-- DATA UNDER STUDY follows --

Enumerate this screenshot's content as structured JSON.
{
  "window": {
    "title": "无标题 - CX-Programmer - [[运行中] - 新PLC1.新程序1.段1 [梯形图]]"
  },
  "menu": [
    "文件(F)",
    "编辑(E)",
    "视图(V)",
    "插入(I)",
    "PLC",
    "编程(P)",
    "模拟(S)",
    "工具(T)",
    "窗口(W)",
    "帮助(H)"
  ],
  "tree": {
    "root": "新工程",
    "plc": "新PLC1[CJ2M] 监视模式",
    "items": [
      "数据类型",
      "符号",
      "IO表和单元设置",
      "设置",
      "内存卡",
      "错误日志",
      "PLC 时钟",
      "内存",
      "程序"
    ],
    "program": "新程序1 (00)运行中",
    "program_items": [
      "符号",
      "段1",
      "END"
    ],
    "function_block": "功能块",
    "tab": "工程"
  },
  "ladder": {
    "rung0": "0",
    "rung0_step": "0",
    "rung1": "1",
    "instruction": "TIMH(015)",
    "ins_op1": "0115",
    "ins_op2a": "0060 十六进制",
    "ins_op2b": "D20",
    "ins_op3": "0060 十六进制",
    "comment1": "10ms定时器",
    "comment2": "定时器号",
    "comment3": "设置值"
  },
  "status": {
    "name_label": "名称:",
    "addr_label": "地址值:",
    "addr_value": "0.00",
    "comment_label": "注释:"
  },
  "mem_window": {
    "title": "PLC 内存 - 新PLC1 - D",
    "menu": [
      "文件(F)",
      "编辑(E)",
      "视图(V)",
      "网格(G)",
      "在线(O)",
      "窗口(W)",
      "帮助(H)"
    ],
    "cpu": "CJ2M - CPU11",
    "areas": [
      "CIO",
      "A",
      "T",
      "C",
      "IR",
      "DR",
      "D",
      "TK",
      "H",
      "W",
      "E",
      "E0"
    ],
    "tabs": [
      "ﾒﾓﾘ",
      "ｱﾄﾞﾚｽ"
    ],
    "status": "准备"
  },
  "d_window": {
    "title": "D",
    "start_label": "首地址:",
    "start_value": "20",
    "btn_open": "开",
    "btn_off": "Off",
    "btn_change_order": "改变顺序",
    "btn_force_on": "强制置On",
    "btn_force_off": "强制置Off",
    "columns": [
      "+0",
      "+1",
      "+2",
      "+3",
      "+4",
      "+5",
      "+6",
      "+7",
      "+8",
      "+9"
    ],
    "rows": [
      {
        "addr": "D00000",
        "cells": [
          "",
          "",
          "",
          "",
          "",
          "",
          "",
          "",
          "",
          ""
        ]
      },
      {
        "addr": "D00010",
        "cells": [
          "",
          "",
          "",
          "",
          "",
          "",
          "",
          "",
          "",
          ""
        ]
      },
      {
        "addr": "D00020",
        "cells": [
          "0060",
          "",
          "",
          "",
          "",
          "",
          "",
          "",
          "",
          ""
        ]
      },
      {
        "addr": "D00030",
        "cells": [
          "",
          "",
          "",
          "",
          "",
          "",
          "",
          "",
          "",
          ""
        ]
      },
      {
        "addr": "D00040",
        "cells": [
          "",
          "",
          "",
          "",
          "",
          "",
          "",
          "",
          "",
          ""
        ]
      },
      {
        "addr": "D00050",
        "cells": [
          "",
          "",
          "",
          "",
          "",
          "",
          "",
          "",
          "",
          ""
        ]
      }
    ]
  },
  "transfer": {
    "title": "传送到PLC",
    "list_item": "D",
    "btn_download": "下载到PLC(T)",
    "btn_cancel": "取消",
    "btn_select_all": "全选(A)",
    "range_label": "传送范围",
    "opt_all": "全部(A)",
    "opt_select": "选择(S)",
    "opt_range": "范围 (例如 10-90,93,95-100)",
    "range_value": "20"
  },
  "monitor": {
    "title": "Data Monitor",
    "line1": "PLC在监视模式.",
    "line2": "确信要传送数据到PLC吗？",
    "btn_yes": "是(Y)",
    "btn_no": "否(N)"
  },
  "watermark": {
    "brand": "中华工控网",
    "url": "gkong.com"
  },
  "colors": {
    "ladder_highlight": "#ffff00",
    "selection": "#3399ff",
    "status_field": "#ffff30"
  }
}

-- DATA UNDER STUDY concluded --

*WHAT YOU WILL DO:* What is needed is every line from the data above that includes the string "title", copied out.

*WRITTEN SOLUTION:*
    "title": "无标题 - CX-Programmer - [[运行中] - 新PLC1.新程序1.段1 [梯形图]]"
    "title": "PLC 内存 - 新PLC1 - D",
    "title": "D",
    "title": "传送到PLC",
    "title": "Data Monitor",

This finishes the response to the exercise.